Find and return every line of the data that contains the word "subtitle".

[Source records]

⟨

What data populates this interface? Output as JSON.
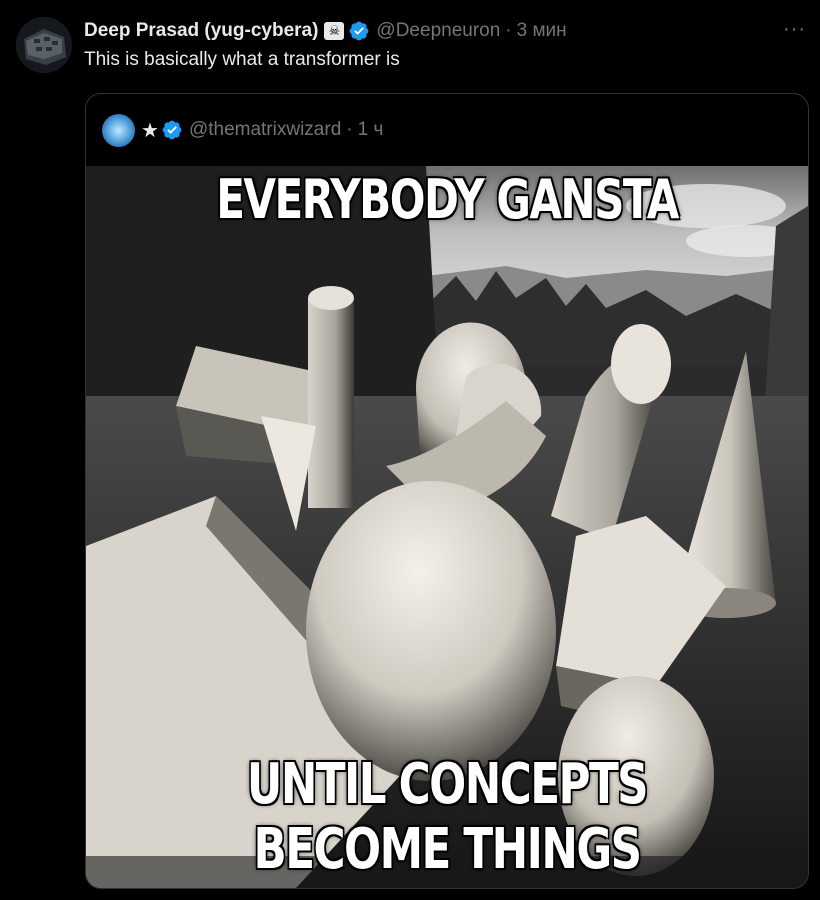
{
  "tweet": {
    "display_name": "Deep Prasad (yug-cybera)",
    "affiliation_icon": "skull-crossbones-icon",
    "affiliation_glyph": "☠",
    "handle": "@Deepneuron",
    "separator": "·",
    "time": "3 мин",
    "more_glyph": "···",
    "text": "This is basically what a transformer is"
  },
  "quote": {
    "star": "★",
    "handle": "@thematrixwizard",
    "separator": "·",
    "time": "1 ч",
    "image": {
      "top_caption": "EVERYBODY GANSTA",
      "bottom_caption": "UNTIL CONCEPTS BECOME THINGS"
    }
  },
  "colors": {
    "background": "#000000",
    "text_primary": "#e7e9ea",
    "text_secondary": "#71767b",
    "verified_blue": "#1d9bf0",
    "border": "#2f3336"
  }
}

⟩
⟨

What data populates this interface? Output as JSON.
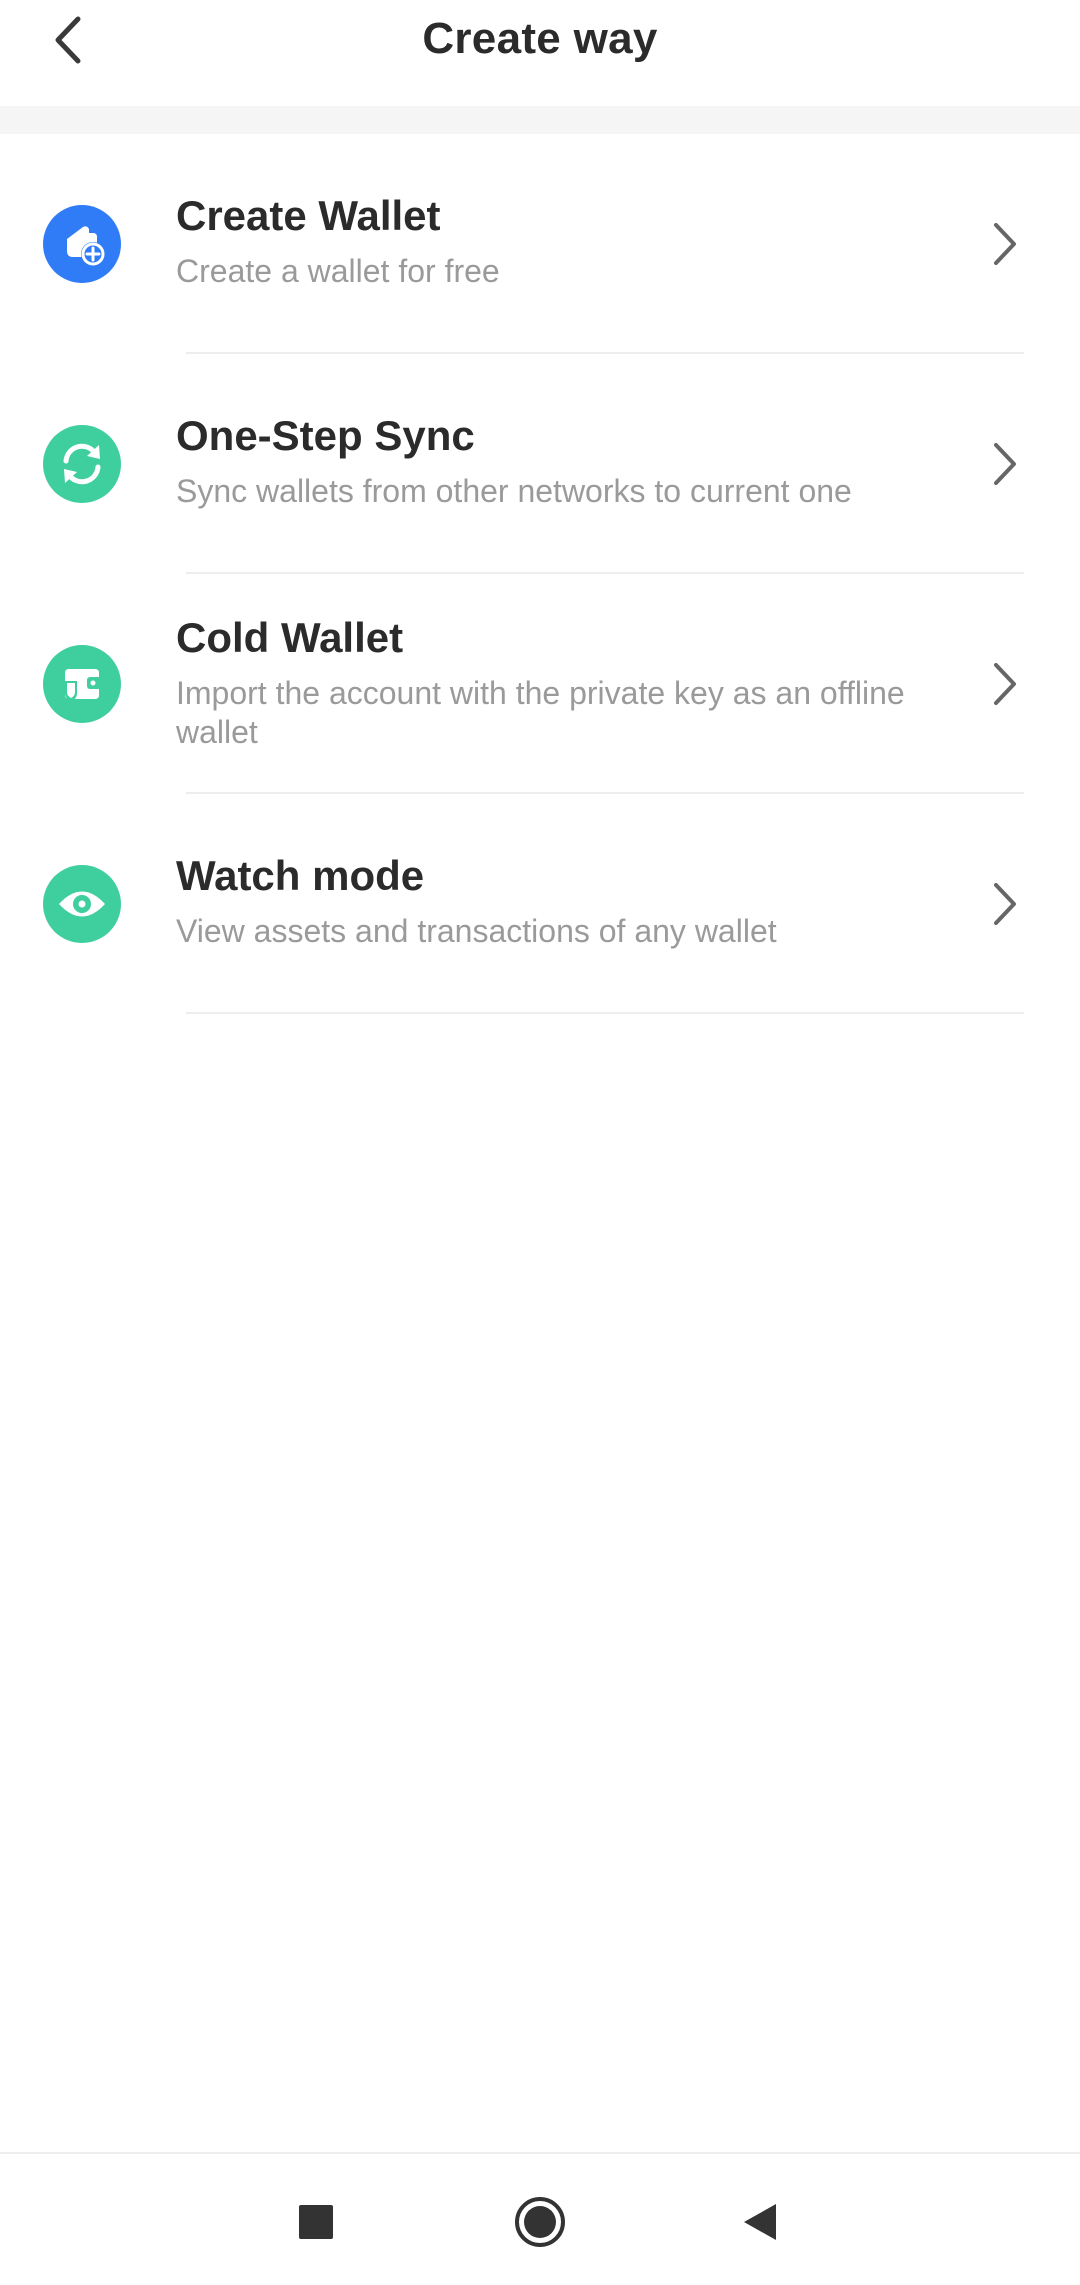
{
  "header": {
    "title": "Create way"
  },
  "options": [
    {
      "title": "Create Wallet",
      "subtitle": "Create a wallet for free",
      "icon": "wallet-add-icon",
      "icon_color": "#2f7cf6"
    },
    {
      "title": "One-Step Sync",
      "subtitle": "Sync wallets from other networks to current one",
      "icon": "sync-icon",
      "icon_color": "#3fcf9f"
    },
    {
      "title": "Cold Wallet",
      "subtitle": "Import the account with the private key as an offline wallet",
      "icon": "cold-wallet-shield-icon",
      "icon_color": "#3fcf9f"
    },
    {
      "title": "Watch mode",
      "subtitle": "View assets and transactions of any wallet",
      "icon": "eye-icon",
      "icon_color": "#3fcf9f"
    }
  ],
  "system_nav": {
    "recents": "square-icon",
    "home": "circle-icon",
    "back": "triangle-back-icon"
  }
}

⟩
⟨

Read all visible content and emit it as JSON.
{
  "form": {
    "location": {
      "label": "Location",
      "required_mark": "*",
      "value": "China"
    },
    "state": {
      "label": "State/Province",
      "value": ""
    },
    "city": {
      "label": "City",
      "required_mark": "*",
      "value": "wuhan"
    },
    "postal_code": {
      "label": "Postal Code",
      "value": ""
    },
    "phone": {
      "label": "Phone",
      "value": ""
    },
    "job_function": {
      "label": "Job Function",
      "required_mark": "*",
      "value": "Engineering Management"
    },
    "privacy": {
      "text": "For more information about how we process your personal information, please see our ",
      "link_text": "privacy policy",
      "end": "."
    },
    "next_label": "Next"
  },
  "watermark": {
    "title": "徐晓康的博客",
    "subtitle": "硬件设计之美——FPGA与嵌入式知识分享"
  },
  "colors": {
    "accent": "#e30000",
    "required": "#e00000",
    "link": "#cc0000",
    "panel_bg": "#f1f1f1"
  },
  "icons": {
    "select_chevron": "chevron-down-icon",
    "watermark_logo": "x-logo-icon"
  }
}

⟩

Exercise result:
      "subtitle": "Create a wallet for free",
      "subtitle": "Sync wallets from other networks to current one",
      "subtitle": "Import the account with the private key as an offline wallet",
      "subtitle": "View assets and transactions of any wallet",
    "subtitle": "硬件设计之美——FPGA与嵌入式知识分享"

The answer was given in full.